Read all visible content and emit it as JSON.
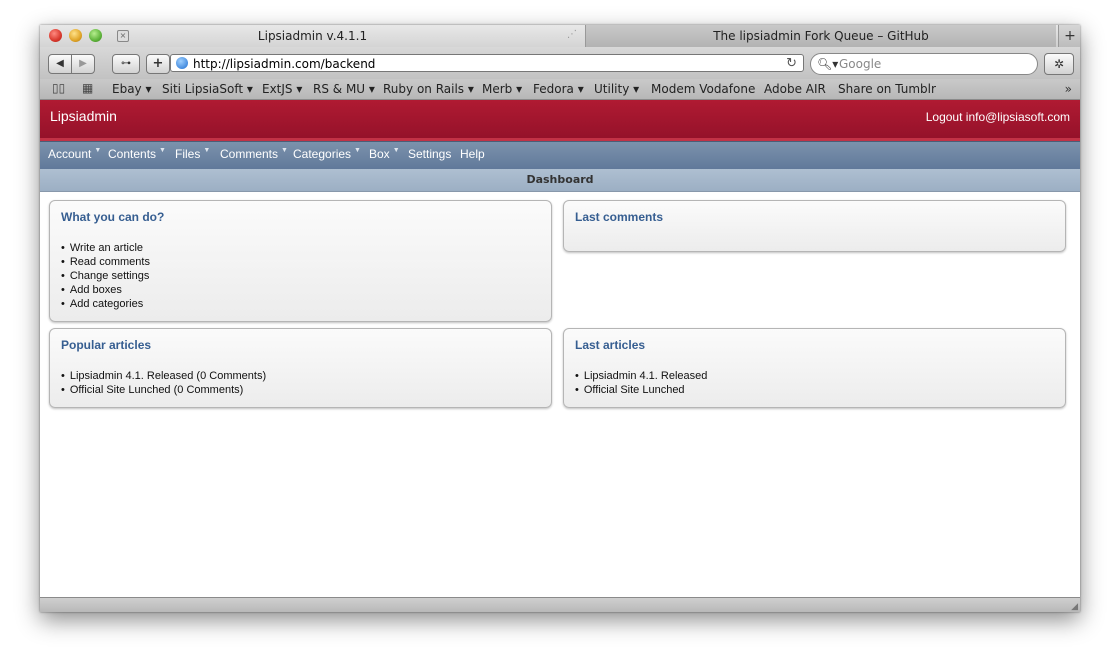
{
  "browser": {
    "active_tab": "Lipsiadmin v.4.1.1",
    "inactive_tab": "The lipsiadmin Fork Queue – GitHub",
    "new_tab_label": "+",
    "url": "http://lipsiadmin.com/backend",
    "search_placeholder": "Google",
    "bookmarks": [
      {
        "label": "Ebay ▾"
      },
      {
        "label": "Siti LipsiaSoft ▾"
      },
      {
        "label": "ExtJS ▾"
      },
      {
        "label": "RS & MU ▾"
      },
      {
        "label": "Ruby on Rails ▾"
      },
      {
        "label": "Merb ▾"
      },
      {
        "label": "Fedora ▾"
      },
      {
        "label": "Utility ▾"
      },
      {
        "label": "Modem Vodafone"
      },
      {
        "label": "Adobe AIR"
      },
      {
        "label": "Share on Tumblr"
      }
    ],
    "more_bookmarks": "»"
  },
  "app": {
    "title": "Lipsiadmin",
    "logout": "Logout info@lipsiasoft.com",
    "nav": [
      {
        "label": "Account",
        "dropdown": true
      },
      {
        "label": "Contents",
        "dropdown": true
      },
      {
        "label": "Files",
        "dropdown": true
      },
      {
        "label": "Comments",
        "dropdown": true
      },
      {
        "label": "Categories",
        "dropdown": true
      },
      {
        "label": "Box",
        "dropdown": true
      },
      {
        "label": "Settings",
        "dropdown": false
      },
      {
        "label": "Help",
        "dropdown": false
      }
    ],
    "dashboard_label": "Dashboard"
  },
  "panels": {
    "what_you_can_do": {
      "title": "What you can do?",
      "items": [
        "Write an article",
        "Read comments",
        "Change settings",
        "Add boxes",
        "Add categories"
      ]
    },
    "last_comments": {
      "title": "Last comments",
      "items": []
    },
    "popular_articles": {
      "title": "Popular articles",
      "items": [
        "Lipsiadmin 4.1. Released (0 Comments)",
        "Official Site Lunched (0 Comments)"
      ]
    },
    "last_articles": {
      "title": "Last articles",
      "items": [
        "Lipsiadmin 4.1. Released",
        "Official Site Lunched"
      ]
    }
  },
  "icons": {
    "close": "red-traffic-light",
    "minimize": "yellow-traffic-light",
    "maximize": "green-traffic-light",
    "reload": "↻",
    "search": "magnifier-icon",
    "bug": "bug-icon"
  },
  "colors": {
    "header": "#a4172e",
    "nav": "#6e86a2",
    "panel_title": "#365e91"
  }
}
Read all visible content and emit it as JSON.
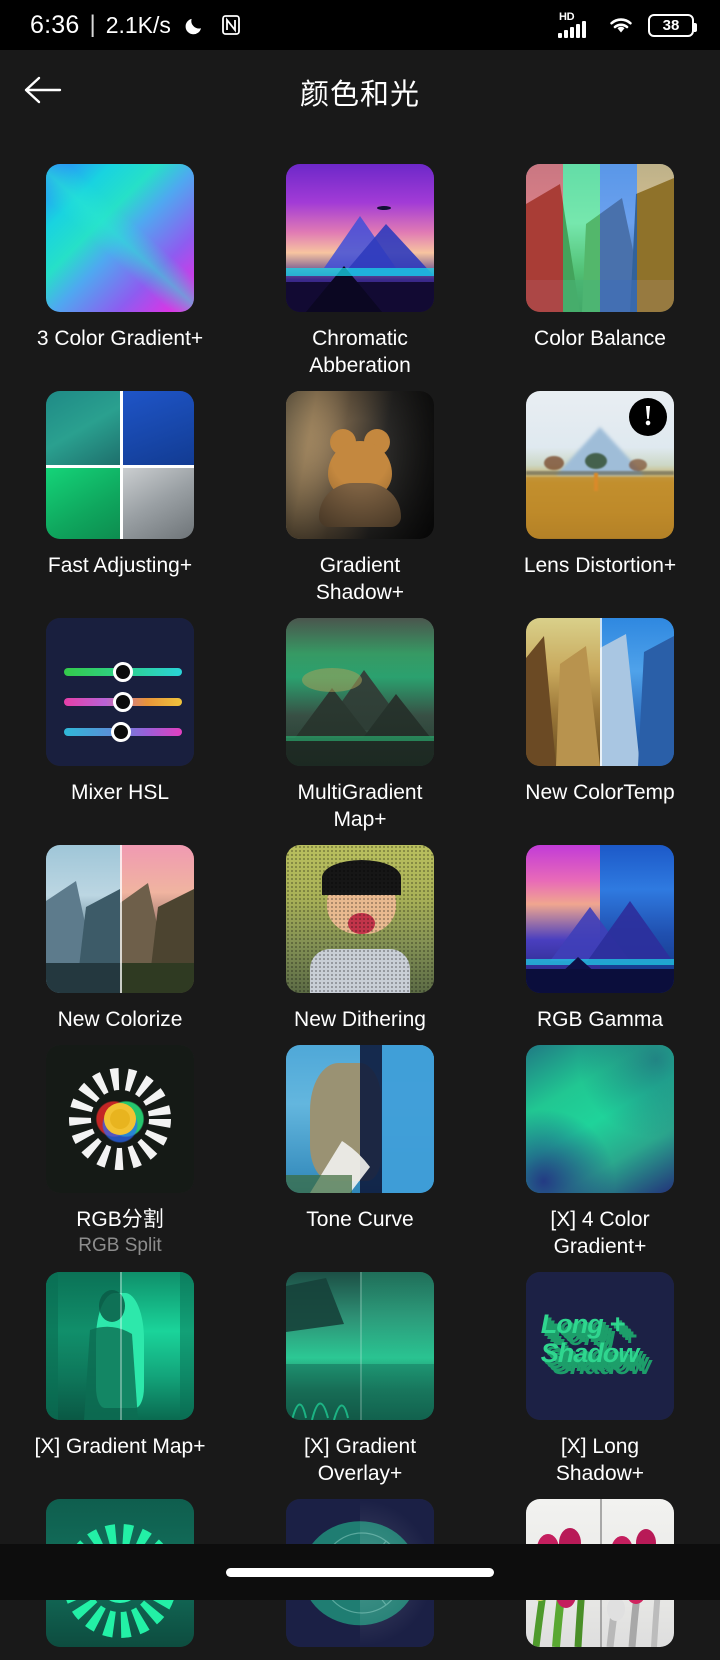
{
  "statusbar": {
    "time": "6:36",
    "separator": "|",
    "network_speed": "2.1K/s",
    "moon_icon": "moon-icon",
    "nfc_icon": "nfc-icon",
    "network_type": "HD",
    "signal_icon": "signal-bars-icon",
    "wifi_icon": "wifi-icon",
    "battery_level": "38"
  },
  "appbar": {
    "back_icon": "back-arrow-icon",
    "title": "颜色和光"
  },
  "colors": {
    "background": "#191919",
    "statusbar_bg": "#000000",
    "text_primary": "#ffffff",
    "text_secondary": "#8d8d8d",
    "navbar_bg": "#0d0d0d"
  },
  "effects": [
    {
      "id": "3-color-gradient-plus",
      "label": "3 Color Gradient+",
      "sublabel": "",
      "badge": ""
    },
    {
      "id": "chromatic-abberation",
      "label": "Chromatic Abberation",
      "sublabel": "",
      "badge": ""
    },
    {
      "id": "color-balance",
      "label": "Color Balance",
      "sublabel": "",
      "badge": ""
    },
    {
      "id": "fast-adjusting-plus",
      "label": "Fast Adjusting+",
      "sublabel": "",
      "badge": ""
    },
    {
      "id": "gradient-shadow-plus",
      "label": "Gradient Shadow+",
      "sublabel": "",
      "badge": ""
    },
    {
      "id": "lens-distortion-plus",
      "label": "Lens Distortion+",
      "sublabel": "",
      "badge": "!"
    },
    {
      "id": "mixer-hsl",
      "label": "Mixer HSL",
      "sublabel": "",
      "badge": ""
    },
    {
      "id": "multigradient-map-plus",
      "label": "MultiGradient Map+",
      "sublabel": "",
      "badge": ""
    },
    {
      "id": "new-colortemp",
      "label": "New ColorTemp",
      "sublabel": "",
      "badge": ""
    },
    {
      "id": "new-colorize",
      "label": "New Colorize",
      "sublabel": "",
      "badge": ""
    },
    {
      "id": "new-dithering",
      "label": "New Dithering",
      "sublabel": "",
      "badge": ""
    },
    {
      "id": "rgb-gamma",
      "label": "RGB Gamma",
      "sublabel": "",
      "badge": ""
    },
    {
      "id": "rgb-split",
      "label": "RGB分割",
      "sublabel": "RGB Split",
      "badge": ""
    },
    {
      "id": "tone-curve",
      "label": "Tone Curve",
      "sublabel": "",
      "badge": ""
    },
    {
      "id": "x-4-color-gradient-plus",
      "label": "[X] 4 Color Gradient+",
      "sublabel": "",
      "badge": ""
    },
    {
      "id": "x-gradient-map-plus",
      "label": "[X] Gradient Map+",
      "sublabel": "",
      "badge": ""
    },
    {
      "id": "x-gradient-overlay-plus",
      "label": "[X] Gradient Overlay+",
      "sublabel": "",
      "badge": ""
    },
    {
      "id": "x-long-shadow-plus",
      "label": "[X] Long Shadow+",
      "sublabel": "",
      "badge": ""
    },
    {
      "id": "green-flower-effect",
      "label": "",
      "sublabel": "",
      "badge": ""
    },
    {
      "id": "teal-circle-effect",
      "label": "",
      "sublabel": "",
      "badge": ""
    },
    {
      "id": "tulips-effect",
      "label": "",
      "sublabel": "",
      "badge": ""
    }
  ],
  "long_shadow_tile": {
    "line1": "Long +",
    "line2": "Shadow"
  },
  "navbar": {
    "gesture_pill": "home-gesture-pill"
  }
}
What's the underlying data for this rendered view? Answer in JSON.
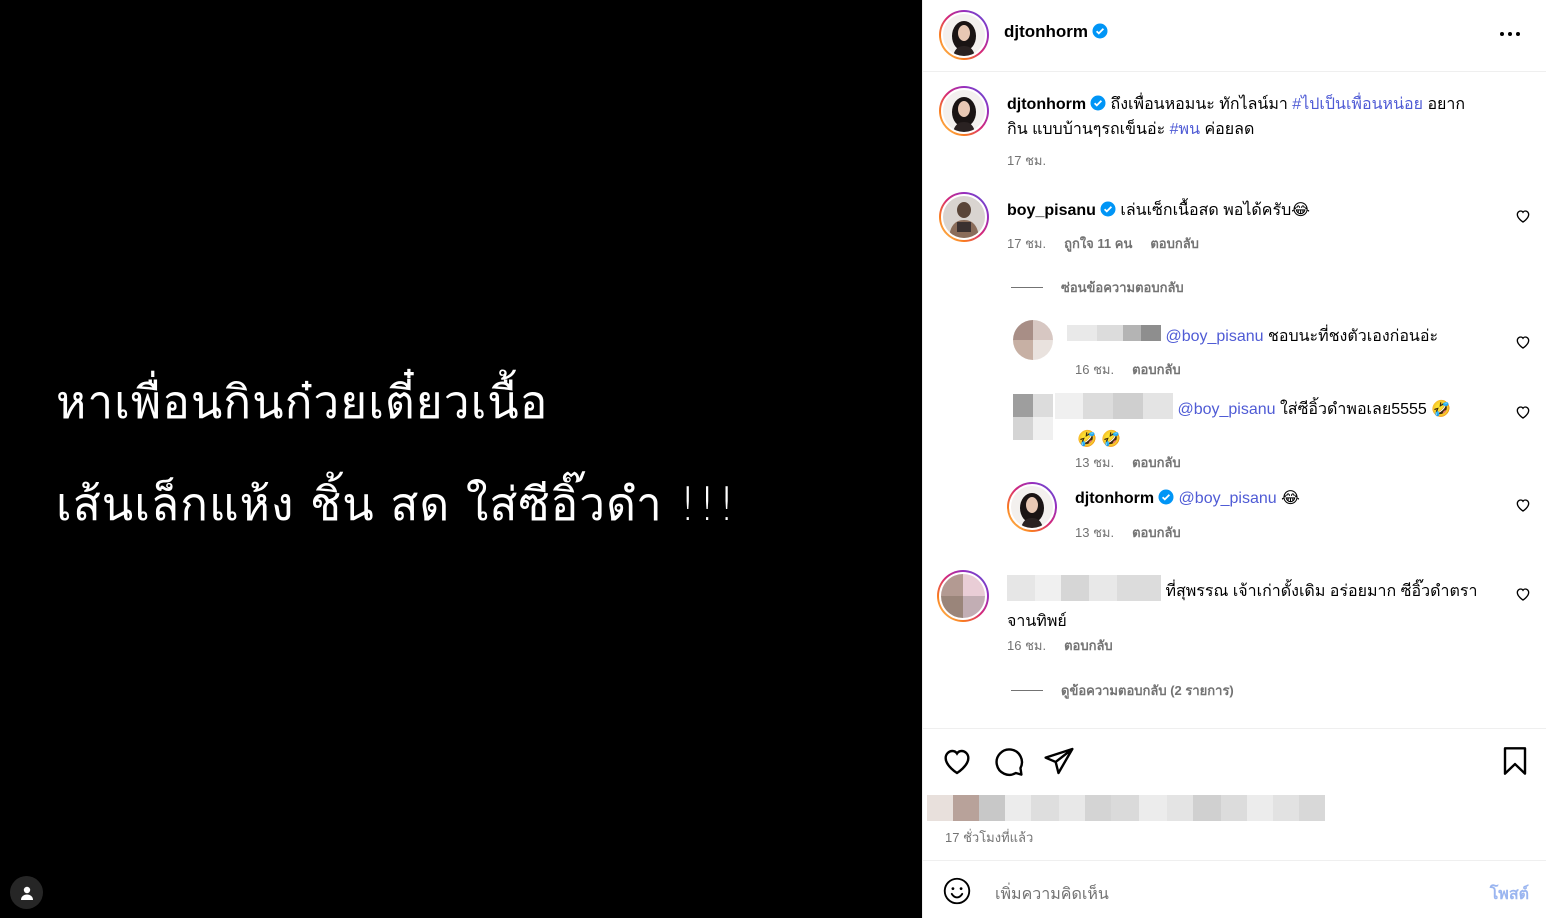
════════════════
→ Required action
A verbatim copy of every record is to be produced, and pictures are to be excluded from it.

→ Solution to the exercise
Read all visible content and emit it as JSON.
{
  "browser": {
    "active_tab": "Lipsiadmin v.4.1.1",
    "inactive_tab": "The lipsiadmin Fork Queue – GitHub",
    "new_tab_label": "+",
    "url": "http://lipsiadmin.com/backend",
    "search_placeholder": "Google",
    "bookmarks": [
      {
        "label": "Ebay ▾"
      },
      {
        "label": "Siti LipsiaSoft ▾"
      },
      {
        "label": "ExtJS ▾"
      },
      {
        "label": "RS & MU ▾"
      },
      {
        "label": "Ruby on Rails ▾"
      },
      {
        "label": "Merb ▾"
      },
      {
        "label": "Fedora ▾"
      },
      {
        "label": "Utility ▾"
      },
      {
        "label": "Modem Vodafone"
      },
      {
        "label": "Adobe AIR"
      },
      {
        "label": "Share on Tumblr"
      }
    ],
    "more_bookmarks": "»"
  },
  "app": {
    "title": "Lipsiadmin",
    "logout": "Logout info@lipsiasoft.com",
    "nav": [
      {
        "label": "Account",
        "dropdown": true
      },
      {
        "label": "Contents",
        "dropdown": true
      },
      {
        "label": "Files",
        "dropdown": true
      },
      {
        "label": "Comments",
        "dropdown": true
      },
      {
        "label": "Categories",
        "dropdown": true
      },
      {
        "label": "Box",
        "dropdown": true
      },
      {
        "label": "Settings",
        "dropdown": false
      },
      {
        "label": "Help",
        "dropdown": false
      }
    ],
    "dashboard_label": "Dashboard"
  },
  "panels": {
    "what_you_can_do": {
      "title": "What you can do?",
      "items": [
        "Write an article",
        "Read comments",
        "Change settings",
        "Add boxes",
        "Add categories"
      ]
    },
    "last_comments": {
      "title": "Last comments",
      "items": []
    },
    "popular_articles": {
      "title": "Popular articles",
      "items": [
        "Lipsiadmin 4.1. Released (0 Comments)",
        "Official Site Lunched (0 Comments)"
      ]
    },
    "last_articles": {
      "title": "Last articles",
      "items": [
        "Lipsiadmin 4.1. Released",
        "Official Site Lunched"
      ]
    }
  },
  "icons": {
    "close": "red-traffic-light",
    "minimize": "yellow-traffic-light",
    "maximize": "green-traffic-light",
    "reload": "↻",
    "search": "magnifier-icon",
    "bug": "bug-icon"
  },
  "colors": {
    "header": "#a4172e",
    "nav": "#6e86a2",
    "panel_title": "#365e91"
  }
}
Read all visible content and emit it as JSON.
{
  "statusbar": {
    "time": "6:36",
    "separator": "|",
    "network_speed": "2.1K/s",
    "moon_icon": "moon-icon",
    "nfc_icon": "nfc-icon",
    "network_type": "HD",
    "signal_icon": "signal-bars-icon",
    "wifi_icon": "wifi-icon",
    "battery_level": "38"
  },
  "appbar": {
    "back_icon": "back-arrow-icon",
    "title": "颜色和光"
  },
  "colors": {
    "background": "#191919",
    "statusbar_bg": "#000000",
    "text_primary": "#ffffff",
    "text_secondary": "#8d8d8d",
    "navbar_bg": "#0d0d0d"
  },
  "effects": [
    {
      "id": "3-color-gradient-plus",
      "label": "3 Color Gradient+",
      "sublabel": "",
      "badge": ""
    },
    {
      "id": "chromatic-abberation",
      "label": "Chromatic Abberation",
      "sublabel": "",
      "badge": ""
    },
    {
      "id": "color-balance",
      "label": "Color Balance",
      "sublabel": "",
      "badge": ""
    },
    {
      "id": "fast-adjusting-plus",
      "label": "Fast Adjusting+",
      "sublabel": "",
      "badge": ""
    },
    {
      "id": "gradient-shadow-plus",
      "label": "Gradient Shadow+",
      "sublabel": "",
      "badge": ""
    },
    {
      "id": "lens-distortion-plus",
      "label": "Lens Distortion+",
      "sublabel": "",
      "badge": "!"
    },
    {
      "id": "mixer-hsl",
      "label": "Mixer HSL",
      "sublabel": "",
      "badge": ""
    },
    {
      "id": "multigradient-map-plus",
      "label": "MultiGradient Map+",
      "sublabel": "",
      "badge": ""
    },
    {
      "id": "new-colortemp",
      "label": "New ColorTemp",
      "sublabel": "",
      "badge": ""
    },
    {
      "id": "new-colorize",
      "label": "New Colorize",
      "sublabel": "",
      "badge": ""
    },
    {
      "id": "new-dithering",
      "label": "New Dithering",
      "sublabel": "",
      "badge": ""
    },
    {
      "id": "rgb-gamma",
      "label": "RGB Gamma",
      "sublabel": "",
      "badge": ""
    },
    {
      "id": "rgb-split",
      "label": "RGB分割",
      "sublabel": "RGB Split",
      "badge": ""
    },
    {
      "id": "tone-curve",
      "label": "Tone Curve",
      "sublabel": "",
      "badge": ""
    },
    {
      "id": "x-4-color-gradient-plus",
      "label": "[X] 4 Color Gradient+",
      "sublabel": "",
      "badge": ""
    },
    {
      "id": "x-gradient-map-plus",
      "label": "[X] Gradient Map+",
      "sublabel": "",
      "badge": ""
    },
    {
      "id": "x-gradient-overlay-plus",
      "label": "[X] Gradient Overlay+",
      "sublabel": "",
      "badge": ""
    },
    {
      "id": "x-long-shadow-plus",
      "label": "[X] Long Shadow+",
      "sublabel": "",
      "badge": ""
    },
    {
      "id": "green-flower-effect",
      "label": "",
      "sublabel": "",
      "badge": ""
    },
    {
      "id": "teal-circle-effect",
      "label": "",
      "sublabel": "",
      "badge": ""
    },
    {
      "id": "tulips-effect",
      "label": "",
      "sublabel": "",
      "badge": ""
    }
  ],
  "long_shadow_tile": {
    "line1": "Long +",
    "line2": "Shadow"
  },
  "navbar": {
    "gesture_pill": "home-gesture-pill"
  }
}
What's the underlying data for this rendered view? Answer in JSON.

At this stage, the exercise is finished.